EXERCISE DETAILS:
Look through the data below and work out how many lines hold "department"; state only the number.
[INPUT — start]
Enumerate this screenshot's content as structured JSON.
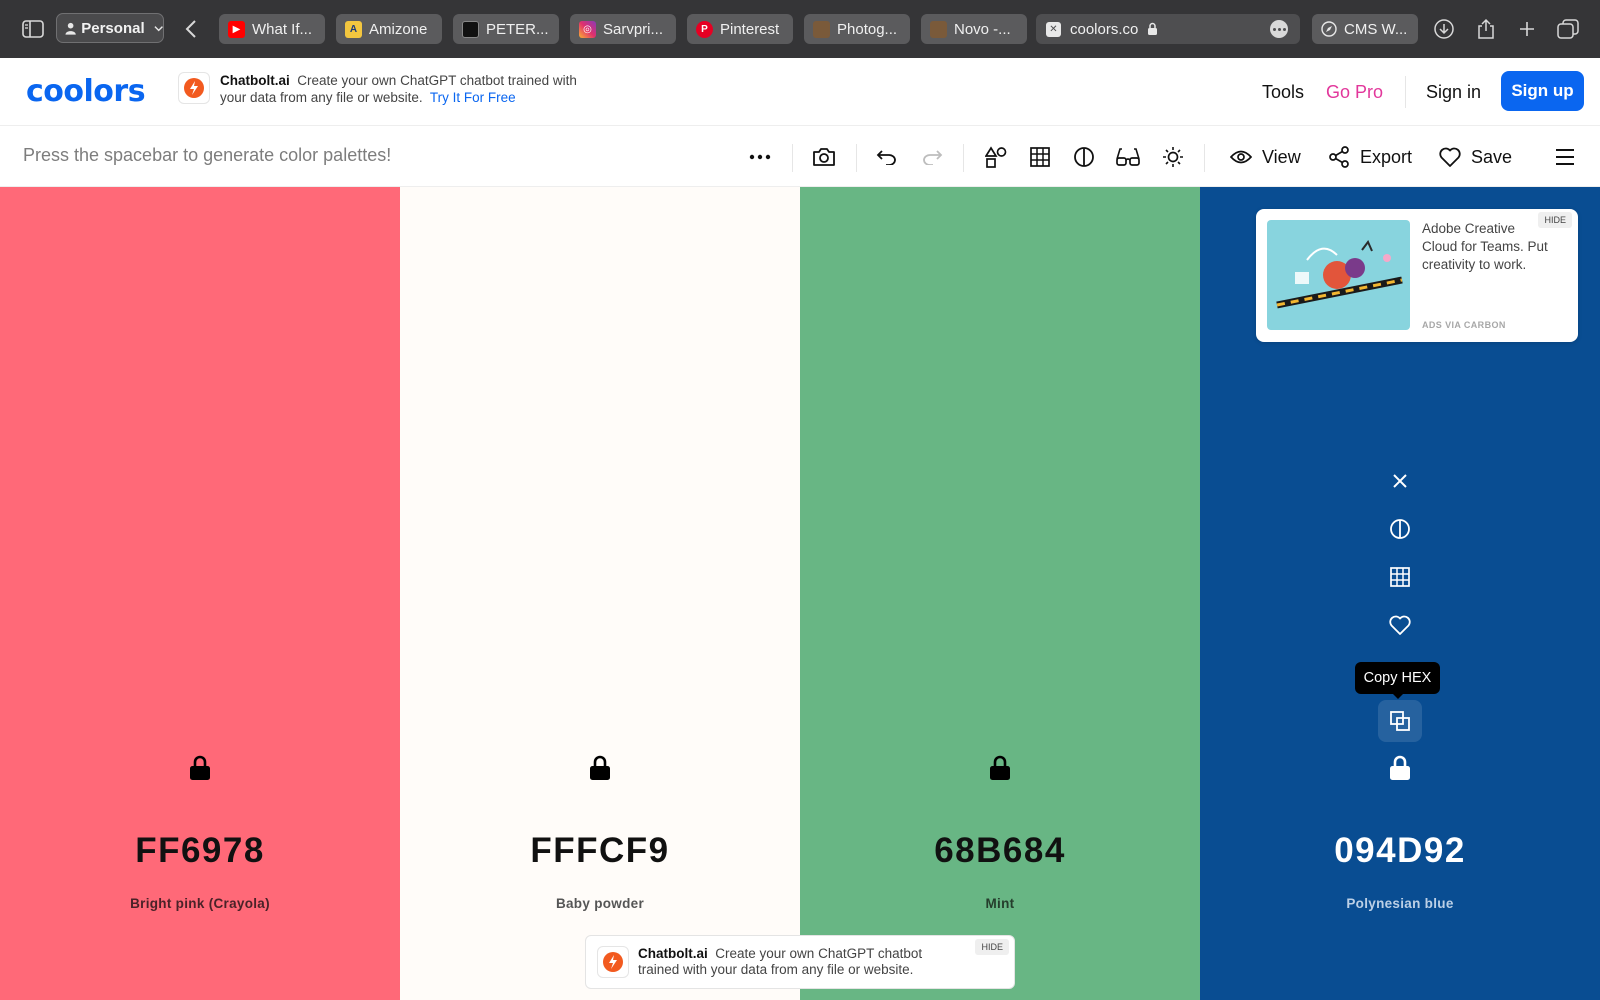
{
  "browser": {
    "profile": "Personal",
    "tabs": [
      {
        "title": "What If...",
        "favicon": "youtube-icon"
      },
      {
        "title": "Amizone",
        "favicon": "amizone-icon"
      },
      {
        "title": "PETER...",
        "favicon": "peter-icon"
      },
      {
        "title": "Sarvpri...",
        "favicon": "instagram-icon"
      },
      {
        "title": "Pinterest",
        "favicon": "pinterest-icon"
      },
      {
        "title": "Photog...",
        "favicon": "photo-icon"
      },
      {
        "title": "Novo -...",
        "favicon": "photo-icon"
      }
    ],
    "address": "coolors.co",
    "pinned_tab": "CMS W..."
  },
  "header": {
    "logo": "coolors",
    "promo": {
      "brand": "Chatbolt.ai",
      "text": "Create your own ChatGPT chatbot trained with your data from any file or website.",
      "cta": "Try It For Free"
    },
    "nav": {
      "tools": "Tools",
      "gopro": "Go Pro",
      "signin": "Sign in",
      "signup": "Sign up"
    },
    "colors": {
      "brand": "#0a66f0",
      "gopro": "#e2379b"
    }
  },
  "toolbar": {
    "hint": "Press the spacebar to generate color palettes!",
    "view": "View",
    "export": "Export",
    "save": "Save"
  },
  "palette": [
    {
      "hex": "FF6978",
      "name": "Bright pink (Crayola)",
      "color": "#FF6978",
      "text_color": "#111111",
      "name_color": "#4a2228"
    },
    {
      "hex": "FFFCF9",
      "name": "Baby powder",
      "color": "#FFFCF9",
      "text_color": "#111111",
      "name_color": "#555555"
    },
    {
      "hex": "68B684",
      "name": "Mint",
      "color": "#68B684",
      "text_color": "#111111",
      "name_color": "#253d2c"
    },
    {
      "hex": "094D92",
      "name": "Polynesian blue",
      "color": "#094D92",
      "text_color": "#ffffff",
      "name_color": "#bcd0e6"
    }
  ],
  "swatch_tools": {
    "tooltip": "Copy HEX"
  },
  "ad": {
    "text": "Adobe Creative Cloud for Teams. Put creativity to work.",
    "via": "ADS VIA CARBON",
    "hide": "HIDE"
  },
  "bottom_ad": {
    "brand": "Chatbolt.ai",
    "text": "Create your own ChatGPT chatbot trained with your data from any file or website.",
    "hide": "HIDE"
  }
}
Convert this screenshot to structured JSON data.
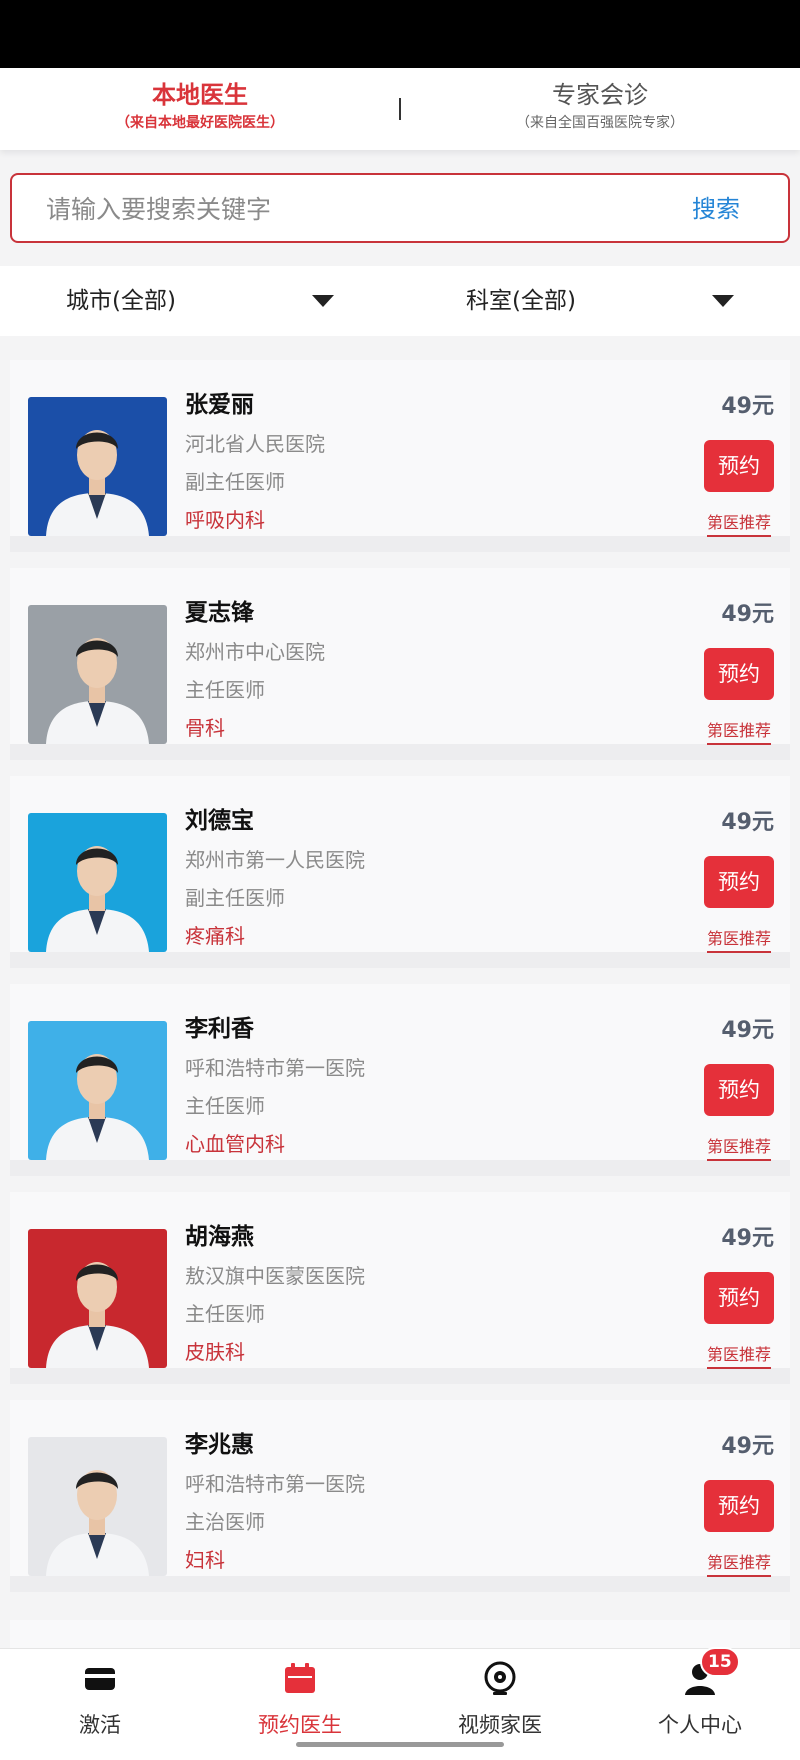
{
  "tabs": {
    "local": {
      "title": "本地医生",
      "subtitle": "（来自本地最好医院医生）"
    },
    "expert": {
      "title": "专家会诊",
      "subtitle": "（来自全国百强医院专家）"
    }
  },
  "search": {
    "placeholder": "请输入要搜索关键字",
    "value": "",
    "button_label": "搜索"
  },
  "filters": {
    "city": "城市(全部)",
    "department": "科室(全部)"
  },
  "doctors": [
    {
      "name": "张爱丽",
      "hospital": "河北省人民医院",
      "title": "副主任医师",
      "department": "呼吸内科",
      "price": "49元",
      "book_label": "预约",
      "recommend_label": "第医推荐"
    },
    {
      "name": "夏志锋",
      "hospital": "郑州市中心医院",
      "title": "主任医师",
      "department": "骨科",
      "price": "49元",
      "book_label": "预约",
      "recommend_label": "第医推荐"
    },
    {
      "name": "刘德宝",
      "hospital": "郑州市第一人民医院",
      "title": "副主任医师",
      "department": "疼痛科",
      "price": "49元",
      "book_label": "预约",
      "recommend_label": "第医推荐"
    },
    {
      "name": "李利香",
      "hospital": "呼和浩特市第一医院",
      "title": "主任医师",
      "department": "心血管内科",
      "price": "49元",
      "book_label": "预约",
      "recommend_label": "第医推荐"
    },
    {
      "name": "胡海燕",
      "hospital": "敖汉旗中医蒙医医院",
      "title": "主任医师",
      "department": "皮肤科",
      "price": "49元",
      "book_label": "预约",
      "recommend_label": "第医推荐"
    },
    {
      "name": "李兆惠",
      "hospital": "呼和浩特市第一医院",
      "title": "主治医师",
      "department": "妇科",
      "price": "49元",
      "book_label": "预约",
      "recommend_label": "第医推荐"
    }
  ],
  "photo_backgrounds": [
    "#1b4fa8",
    "#9aa0a6",
    "#1aa3dc",
    "#3fb0e8",
    "#c8282e",
    "#e6e7ea"
  ],
  "bottom_nav": {
    "items": [
      {
        "label": "激活",
        "icon": "card-icon"
      },
      {
        "label": "预约医生",
        "icon": "calendar-icon"
      },
      {
        "label": "视频家医",
        "icon": "webcam-icon"
      },
      {
        "label": "个人中心",
        "icon": "person-icon"
      }
    ],
    "active_index": 1,
    "badge_count": "15"
  },
  "colors": {
    "accent": "#d9343a",
    "link": "#2585d6",
    "button": "#e5303a"
  }
}
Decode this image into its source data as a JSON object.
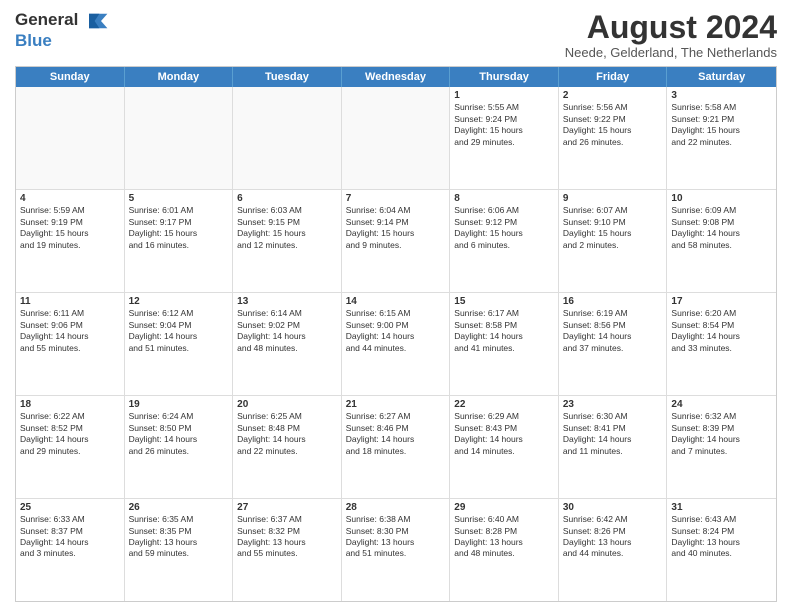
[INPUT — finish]
RESPONSE FOR THIS EXERCISE:
7